Immediately prior to joining Ravelin, I worked as a Commando and a military Special Intelligence Officer. This role took me all over the world, supporting multiple different operations, conducting a myriad of different tasks and achieving a variety of outputs. One of these such tasks was High Value Individual (HVI) targeting of terrorist networks.
HVI targeting is the process of identifying enemy networks, and then slowly, methodically and precisely selecting the key “players” within that network. It is extremely time consuming, with a whole team spending days, weeks or even months watching, surveilling and building an investigation against the individual.
It requires multiple intelligence streams such as signals intelligence, imagery intelligence and human intelligence, further combined with thorough understanding of terrorist tactics and doctrine, tempered with cultural insight, and all then fused together in order to build an accurate and coherent assessment of the HVI. It requires aircraft, satellites, surveillance teams, investigators, computer experts and even spies. It is hugely manpower, time and asset intensive.
It is also completely unsuitable for fraud prevention. In the 8 weeks since joining Ravelin it has become abundantly clear that finding the fraud in a merchant’s transactions requires taking a completely different tack.
Fraud is in the Aggregate
The issue arises when you acknowledge that obvious fact that fraud is not a small and localised problem. It is so widespread and so inherent to e-commerce, that its prevalence is an unavoidable inevitability of the digital marketplace. As such, a merchant is not required to pursue tens or even hundreds of fraudsters, but instead thousands and tens of thousands, each going to great lengths to defeat detection, each probing defences to find weaknesses and each sharing their knowledge with a community of like-minded peers.
To say it lightly, this is not an easy problem to overcome. Even if fraudsters make up just 0.1% of the world’s online population, then that is still 4 million people actively attempting to take advantage of merchants on a daily basis.
As such, it is the objective of merchants to prevent fraud in the aggregate. They need to stop the largest number of fraudulent customers as possible, in the most effective and efficient way possible and in order to achieve the lowest cost to the business overall. But how best to go about this?
My new role: Investigations Analyst
Let’s return again to HVI targeting. HVI targeting relied on having a clear understanding the underlying characteristics of a terrorist. The use of the various intelligence assets (satellites, aircraft, spies etc) was simply to collect raw information. The intelligence officer’s role was to process this raw information into useful intelligence, assessments from which decisions could be made.
So, what is important in identifying a terrorist? Probably who they are interacting with, maybe other known persons of interest? Maybe where they have been seen, such as known hideouts, weapon stores, command centres? Possibly even the tactics they employ, such as changing vehicles regularly or avoiding using mobile phones?
It is these features that the intelligence officer slowly begins to understand as key identifiers of nefarious behaviour. It is these features that assets are then tasked against in order to collect the raw information from which then to make an assessment.
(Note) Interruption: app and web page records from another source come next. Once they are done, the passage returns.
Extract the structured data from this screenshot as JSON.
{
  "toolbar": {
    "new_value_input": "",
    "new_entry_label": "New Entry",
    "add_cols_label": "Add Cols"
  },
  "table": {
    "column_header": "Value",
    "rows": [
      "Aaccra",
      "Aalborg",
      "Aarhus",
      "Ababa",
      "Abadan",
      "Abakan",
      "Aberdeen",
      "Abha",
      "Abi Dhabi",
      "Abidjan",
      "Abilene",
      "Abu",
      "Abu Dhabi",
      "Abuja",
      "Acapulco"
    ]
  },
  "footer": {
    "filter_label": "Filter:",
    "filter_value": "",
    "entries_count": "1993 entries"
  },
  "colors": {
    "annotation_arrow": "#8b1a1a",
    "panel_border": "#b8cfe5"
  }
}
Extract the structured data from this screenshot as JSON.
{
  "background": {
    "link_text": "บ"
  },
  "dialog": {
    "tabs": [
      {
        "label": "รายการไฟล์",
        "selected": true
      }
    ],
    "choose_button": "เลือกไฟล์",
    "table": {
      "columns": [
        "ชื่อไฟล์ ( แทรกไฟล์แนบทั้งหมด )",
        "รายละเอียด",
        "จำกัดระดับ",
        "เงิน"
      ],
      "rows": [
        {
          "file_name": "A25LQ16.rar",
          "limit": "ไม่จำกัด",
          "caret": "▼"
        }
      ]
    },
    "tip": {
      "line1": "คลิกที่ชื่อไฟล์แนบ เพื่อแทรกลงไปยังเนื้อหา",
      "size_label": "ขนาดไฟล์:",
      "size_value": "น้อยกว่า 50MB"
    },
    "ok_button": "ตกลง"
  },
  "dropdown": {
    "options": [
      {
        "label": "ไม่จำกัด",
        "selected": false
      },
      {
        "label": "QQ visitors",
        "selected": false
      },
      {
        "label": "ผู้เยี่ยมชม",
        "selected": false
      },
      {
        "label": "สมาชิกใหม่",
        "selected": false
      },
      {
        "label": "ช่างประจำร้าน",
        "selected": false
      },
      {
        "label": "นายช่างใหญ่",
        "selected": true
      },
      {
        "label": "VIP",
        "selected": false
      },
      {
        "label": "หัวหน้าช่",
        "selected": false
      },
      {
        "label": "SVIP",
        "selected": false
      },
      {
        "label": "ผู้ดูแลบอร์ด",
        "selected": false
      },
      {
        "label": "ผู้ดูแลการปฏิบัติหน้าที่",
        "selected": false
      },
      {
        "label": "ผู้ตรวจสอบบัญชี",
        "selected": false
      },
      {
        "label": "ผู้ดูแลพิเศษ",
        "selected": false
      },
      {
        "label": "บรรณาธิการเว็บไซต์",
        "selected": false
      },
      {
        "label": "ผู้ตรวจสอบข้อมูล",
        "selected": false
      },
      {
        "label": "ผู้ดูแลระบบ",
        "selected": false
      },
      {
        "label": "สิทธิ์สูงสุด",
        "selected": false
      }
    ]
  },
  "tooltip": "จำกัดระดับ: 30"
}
We can then take this understanding and apply it to e-commerce. A fraud investigator has a clear understanding of the underlying characteristics of fraud. They know exactly WHAT fraud is, they know exactly WHY fraudsters employ certain methods and tactics, and they know exactly HOW fraudsters interact with and take advantage of specific merchants.
Just like the intelligence officer, it is the fraud investigators role to understand what features are important for fraud detection, and then ensure that they collect raw information from these features so that they can fully evaluate and make an accurate decision. Potentially this is the time a fraudster spends selecting the product? Maybe it is their location, or the relationship between their location, the order location and their IP address location? Maybe it is the number or type of products they ordered, and their average cost?
It is the investigator’s role to understand which features are important, then to scale this understanding to tackle the millions of fraudsters attacking merchants every day. How to do this? Machine learning.
Machine Learning (ML) is the tool that will extrapolate the investigator’s understanding to the aggregate. It is the tool that can process unfathomable reams of information to assess the underlying and fundamental characteristics of fraudulent behaviour.
ML occupies three separate entities. It collects information, assesses intelligence and acts on those assessment all at once. This occurs in a seamless process, scaled to be effectively infinite, and guided by human insight to achieve the most effective prevention outcome. A investigator’s role is to identify the features that are important in detecting fraud, then to ensure that a machine collects the relevant raw information to make an accurate prediction.
I have quickly come to understand that when it comes to tackling fraud, ML is the weapon of choice.